[Tib enters with another bedstaff for Matheo.]
450Give it the gentleman. [Tib does so, and exit.]
So, sir, come on. [They fence.] Oh, twine your body more about, that you may come to a more sweet, comely, gentleman-like guard. [They fence again.] So, indifferent. Hollow your body more, sir, thus. [He demonstrates.] Now stand fast on your left leg. Note your distance; keep your due proportion of time. [Matheo tries.] 455Oh, you disorder your point most vilely!
Matheo [Trying again] How is the bearing of it now, sir?
Bobadilla Oh, out of measure ill. A well experienced man would pass upon you at pleasure.
Matheo How mean you, "pass upon" me?
Bobadilla Why, thus, sir. Make a thrust at me; come in upon 460my time; control your point, and make a full career at the body. The best-practiced gentlemen of the time term it the passado -- a most desperate thrust, believe it.
Matheo Well, come, sir.
[They fence again.]
Bobadilla Why, you do not manage your weapons with that facility and grace that you should do. I have no spirit to play with you; your 465dearth of judgment makes you seem tedious.
Matheo But one veny, sir.
Bobadilla Fie, "veny"! Most gross denomination as ever I heard! Oh, the stoccado, while you live, signor, note that. Come, put on your cloak, and we'll go to some private place where you are acquainted, some tavern or so, 470and we'll send for one of these fencers, where he shall breathe you at my direction, and then I'll teach you that trick you shall kill him with it at the first, if you please. Why, I'll learn you, by the true judgment of the eye, hand, and foot, to control any man's point in the world. Should your adversary confront you with a pistol, 'twere nothing; you should, by 475the same rule, control the bullet, most certain, by Phoebus, unless it were hail-shot. What money have you about you, sir?
Matheo Faith, I have not past two shillings or so.

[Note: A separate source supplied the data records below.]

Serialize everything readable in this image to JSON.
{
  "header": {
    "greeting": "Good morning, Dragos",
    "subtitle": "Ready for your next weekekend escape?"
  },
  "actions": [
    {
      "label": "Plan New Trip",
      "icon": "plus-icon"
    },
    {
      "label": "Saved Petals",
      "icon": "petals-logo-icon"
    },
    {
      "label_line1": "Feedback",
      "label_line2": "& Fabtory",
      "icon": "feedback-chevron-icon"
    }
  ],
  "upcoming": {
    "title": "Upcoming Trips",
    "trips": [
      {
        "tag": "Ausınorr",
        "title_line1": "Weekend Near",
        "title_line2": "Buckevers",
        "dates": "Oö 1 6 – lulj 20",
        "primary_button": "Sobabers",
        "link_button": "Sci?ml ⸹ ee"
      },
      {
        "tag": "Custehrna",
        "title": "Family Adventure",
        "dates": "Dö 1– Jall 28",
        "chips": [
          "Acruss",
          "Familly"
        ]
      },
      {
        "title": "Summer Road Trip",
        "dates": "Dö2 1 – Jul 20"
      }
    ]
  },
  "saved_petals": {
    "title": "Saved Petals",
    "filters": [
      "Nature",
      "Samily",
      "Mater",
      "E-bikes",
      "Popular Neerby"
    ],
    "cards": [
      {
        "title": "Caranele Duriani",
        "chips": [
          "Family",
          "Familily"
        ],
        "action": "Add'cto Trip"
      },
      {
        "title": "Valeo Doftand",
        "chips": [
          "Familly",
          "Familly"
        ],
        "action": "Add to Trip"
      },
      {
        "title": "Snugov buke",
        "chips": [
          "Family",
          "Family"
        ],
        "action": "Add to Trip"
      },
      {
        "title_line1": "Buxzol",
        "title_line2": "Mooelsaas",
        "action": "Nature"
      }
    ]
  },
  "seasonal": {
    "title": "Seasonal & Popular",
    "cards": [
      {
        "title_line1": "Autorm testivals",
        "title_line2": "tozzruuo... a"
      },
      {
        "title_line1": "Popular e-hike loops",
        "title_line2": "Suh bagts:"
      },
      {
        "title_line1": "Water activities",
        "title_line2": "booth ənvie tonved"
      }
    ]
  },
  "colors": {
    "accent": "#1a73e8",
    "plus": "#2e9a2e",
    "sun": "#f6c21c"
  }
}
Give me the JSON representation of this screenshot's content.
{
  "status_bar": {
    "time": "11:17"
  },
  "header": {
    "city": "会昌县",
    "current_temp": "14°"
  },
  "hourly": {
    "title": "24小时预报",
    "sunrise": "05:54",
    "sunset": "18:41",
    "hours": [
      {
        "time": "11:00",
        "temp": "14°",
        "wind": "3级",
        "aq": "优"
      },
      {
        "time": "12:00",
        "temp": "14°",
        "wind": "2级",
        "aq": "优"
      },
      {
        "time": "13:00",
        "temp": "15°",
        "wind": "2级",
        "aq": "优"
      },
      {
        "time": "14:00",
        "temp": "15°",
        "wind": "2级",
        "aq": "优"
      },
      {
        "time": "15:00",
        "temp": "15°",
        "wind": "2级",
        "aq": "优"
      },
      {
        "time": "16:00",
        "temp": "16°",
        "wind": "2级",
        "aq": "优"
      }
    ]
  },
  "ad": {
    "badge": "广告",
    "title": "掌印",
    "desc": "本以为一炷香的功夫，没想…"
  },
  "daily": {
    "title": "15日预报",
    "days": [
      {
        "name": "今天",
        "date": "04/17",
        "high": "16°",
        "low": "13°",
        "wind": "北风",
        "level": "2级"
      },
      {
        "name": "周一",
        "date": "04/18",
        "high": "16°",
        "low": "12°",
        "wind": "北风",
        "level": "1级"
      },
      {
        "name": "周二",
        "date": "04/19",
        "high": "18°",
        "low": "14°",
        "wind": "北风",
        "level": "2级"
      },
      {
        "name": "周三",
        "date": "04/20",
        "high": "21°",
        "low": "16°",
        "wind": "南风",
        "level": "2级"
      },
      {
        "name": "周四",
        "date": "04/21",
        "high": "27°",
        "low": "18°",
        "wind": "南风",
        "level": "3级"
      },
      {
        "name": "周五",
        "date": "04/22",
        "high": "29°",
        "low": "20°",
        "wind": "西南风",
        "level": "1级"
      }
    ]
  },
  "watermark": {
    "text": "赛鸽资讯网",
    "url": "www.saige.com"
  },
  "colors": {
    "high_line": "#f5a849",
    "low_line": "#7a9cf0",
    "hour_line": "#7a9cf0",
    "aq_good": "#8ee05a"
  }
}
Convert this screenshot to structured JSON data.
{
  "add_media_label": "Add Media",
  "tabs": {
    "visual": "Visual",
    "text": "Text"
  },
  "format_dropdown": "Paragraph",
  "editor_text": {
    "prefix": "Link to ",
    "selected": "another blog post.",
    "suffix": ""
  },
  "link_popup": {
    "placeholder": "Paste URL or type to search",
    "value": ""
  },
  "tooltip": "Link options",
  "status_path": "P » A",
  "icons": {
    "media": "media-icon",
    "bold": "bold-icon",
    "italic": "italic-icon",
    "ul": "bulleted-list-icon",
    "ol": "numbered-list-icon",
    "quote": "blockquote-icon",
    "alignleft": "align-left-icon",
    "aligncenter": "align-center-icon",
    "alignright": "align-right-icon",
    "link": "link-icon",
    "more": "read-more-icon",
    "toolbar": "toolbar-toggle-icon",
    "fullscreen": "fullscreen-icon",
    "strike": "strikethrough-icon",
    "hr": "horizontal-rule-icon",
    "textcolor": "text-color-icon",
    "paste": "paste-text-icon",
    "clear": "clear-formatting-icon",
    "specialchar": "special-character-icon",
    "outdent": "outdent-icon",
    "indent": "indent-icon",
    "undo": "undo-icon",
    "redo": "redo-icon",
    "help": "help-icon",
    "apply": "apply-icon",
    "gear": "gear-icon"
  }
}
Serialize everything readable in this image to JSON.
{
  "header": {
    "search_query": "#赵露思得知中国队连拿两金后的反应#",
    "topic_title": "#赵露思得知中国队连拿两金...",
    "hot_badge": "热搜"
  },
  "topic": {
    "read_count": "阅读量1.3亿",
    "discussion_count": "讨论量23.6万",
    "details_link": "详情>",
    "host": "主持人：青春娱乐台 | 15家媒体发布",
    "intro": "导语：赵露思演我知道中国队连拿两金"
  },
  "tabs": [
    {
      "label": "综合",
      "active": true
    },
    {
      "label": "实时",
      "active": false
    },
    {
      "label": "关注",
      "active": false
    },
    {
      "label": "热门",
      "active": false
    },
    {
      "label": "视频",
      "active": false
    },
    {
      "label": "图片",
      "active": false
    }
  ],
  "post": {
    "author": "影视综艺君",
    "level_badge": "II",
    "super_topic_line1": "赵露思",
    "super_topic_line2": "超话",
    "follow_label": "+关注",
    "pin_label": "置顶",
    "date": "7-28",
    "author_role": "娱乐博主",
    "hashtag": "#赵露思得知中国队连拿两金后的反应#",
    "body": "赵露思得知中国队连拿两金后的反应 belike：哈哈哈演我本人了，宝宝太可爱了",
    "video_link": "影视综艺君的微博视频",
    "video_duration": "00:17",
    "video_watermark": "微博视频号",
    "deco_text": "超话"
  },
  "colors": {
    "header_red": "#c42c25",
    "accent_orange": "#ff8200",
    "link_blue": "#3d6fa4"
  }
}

Bobadilla 'Tis somewhat with the least. But come. When we have done, we'll call up Signor Prospero. Perhaps we shall meet with Corydon his brother there.